Additionally, melatonin is available in a variety of release modes, including immediate, prolonged, and timed. Melatonin’s duration and elimination are dependent on all of these elements, as well as on an individual’s demographics and metabolism," according to Dr. David Gao of Memorial Sloan Kettering Cancer Center.
People ask many questions about Melatonin. We discussed a few of them below:
Individuals react differently to melatonin, but it’s critical to remember that melatonin is not a medicine. A greater dose is not always preferable and may result in increased adverse effects. You should begin with a low dose of roughly 1 to 3 mg of melatonin until you find the dose that works best for you.
Melatonin is typically taken in doses of up to 5 mg and takes up to two hours to take effect. Melatonin, on the other hand, has been reported to work in as little as 20 minutes, which is why you’ll want to begin your sleep ritual as soon as you take your melatonin.
The Cleveland Clinic advises melatonin doses ranging from 0.5 to 3 mg to enhance sleep and alleviate jet lag. However, because melatonin is available in levels ranging from 1 to 10 mg, you may want to consider dividing your pills in half to begin with a lower amount. Because the effectiveness of melatonin is more dependent on time than on amount, there is little reason to believe that a smaller dose of 5 mg will have better benefits.
Drowsiness is one of the most often reported side effects of melatonin. If you find it more difficult to wake up after taking melatonin, you may want to try natural methods such as exposing yourself to bright light or changing your bed in the morning.
While some physicians have voiced concern that supplements may inhibit the body’s natural production of melatonin, research has shown that taking melatonin does not cause the body to cease making it naturally.
Melatonin is generally considered safe to use nightly for one to two months if you believe it is assisting you in sleeping. However, Buenaver recommends discontinuing use after a week or two if you are not experiencing any benefits.
Melatonin takes between four and eight hours to wear off, however this time period might vary greatly depending on the amount of melatonin taken. Buenaver recommends starting with the smallest dose possible, around one to three milligrammes.
While some data suggests that melatonin may help to alleviate REM sleep disturbances such as sleepwalking and night terrors, other research indicates that elevated melatonin levels may result in lucid dreaming.
Although it was previously believed that melatonin caused an increase in blood enzymes in the liver, recent study indicates that melatonin was not connected with this change or any other occurrences of liver harm. However, if you have a history of liver problems, it is important to consult a physician before using melatonin supplements.

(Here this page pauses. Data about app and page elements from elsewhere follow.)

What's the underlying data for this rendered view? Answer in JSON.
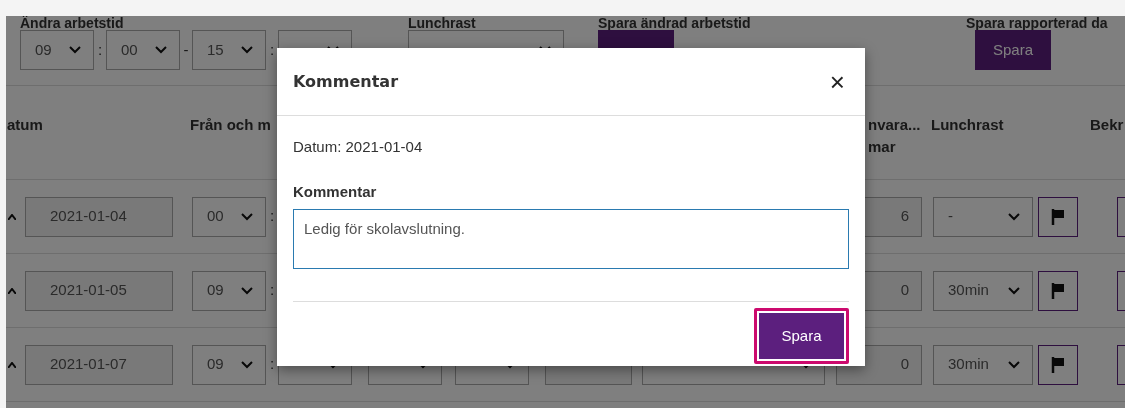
{
  "toolbar": [
    {
      "kind": "time-range",
      "label": "Ändra arbetstid",
      "values": [
        "09",
        "00",
        "15"
      ],
      "separators": [
        ":",
        "-",
        ":"
      ]
    },
    {
      "kind": "select",
      "label": "Lunchrast"
    },
    {
      "kind": "button",
      "label": "Spara ändrad arbetstid"
    },
    {
      "kind": "button",
      "label": "Spara rapporterad da",
      "button": "Spara"
    }
  ],
  "table": {
    "columns": [
      {
        "kind": "date",
        "label": "atum"
      },
      {
        "kind": "from",
        "label": "Från och m"
      },
      {
        "kind": "absence",
        "label": "nvara...\nmar"
      },
      {
        "kind": "lunch",
        "label": "Lunchrast"
      },
      {
        "kind": "confirm",
        "label": "Bekr"
      }
    ],
    "rows": [
      {
        "date": "2021-01-04",
        "from_hour": "00",
        "sep_1": ":",
        "absence": "6",
        "lunch": "-"
      },
      {
        "date": "2021-01-05",
        "from_hour": "09",
        "sep_1": ":",
        "absence": "0",
        "lunch": "30min"
      },
      {
        "date": "2021-01-07",
        "from_hour": "09",
        "sep_1": ":",
        "absence": "0",
        "lunch": "30min"
      }
    ]
  },
  "modal": {
    "title": "Kommentar",
    "close": "×",
    "date_line": "Datum: 2021-01-04",
    "field_label": "Kommentar",
    "comment": "Ledig för skolavslutning.",
    "save": "Spara",
    "save_highlighted": true
  }
}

The average dose for adults is 0.1–10 milligrammes (mg). Melatonin has an approximately 1–2 hour half-life, depending on the formulation. A half-life is the time required for the body to metabolise half of a pharmaceutical dose. The body eliminates a medication after approximately 4–5 half-lives.
Melatonin should be taken 30 to 60 minutes before bedtime. Typically, it takes 30 minutes to get started. Melatonin can remain in your body for approximately five hours, though this varies according to factors such as your age and overall health status. Melatonin can cause an overdose, so begin with the smallest dose feasible.
Excessive melatonin use can throw off your circadian cycle. Individuals should avoid taking melatonin at or near the time they expect to sleep. This can cause a shift in their sleep-wake cycle, resulting in daytime sleepiness. Practicing proper sleep hygiene may assist individuals in falling asleep more quickly and remaining asleep throughout the night. If an individual continues to have insomnia or other sleep disorders, he or she may desire to consult a physician to consider alternative therapy choices.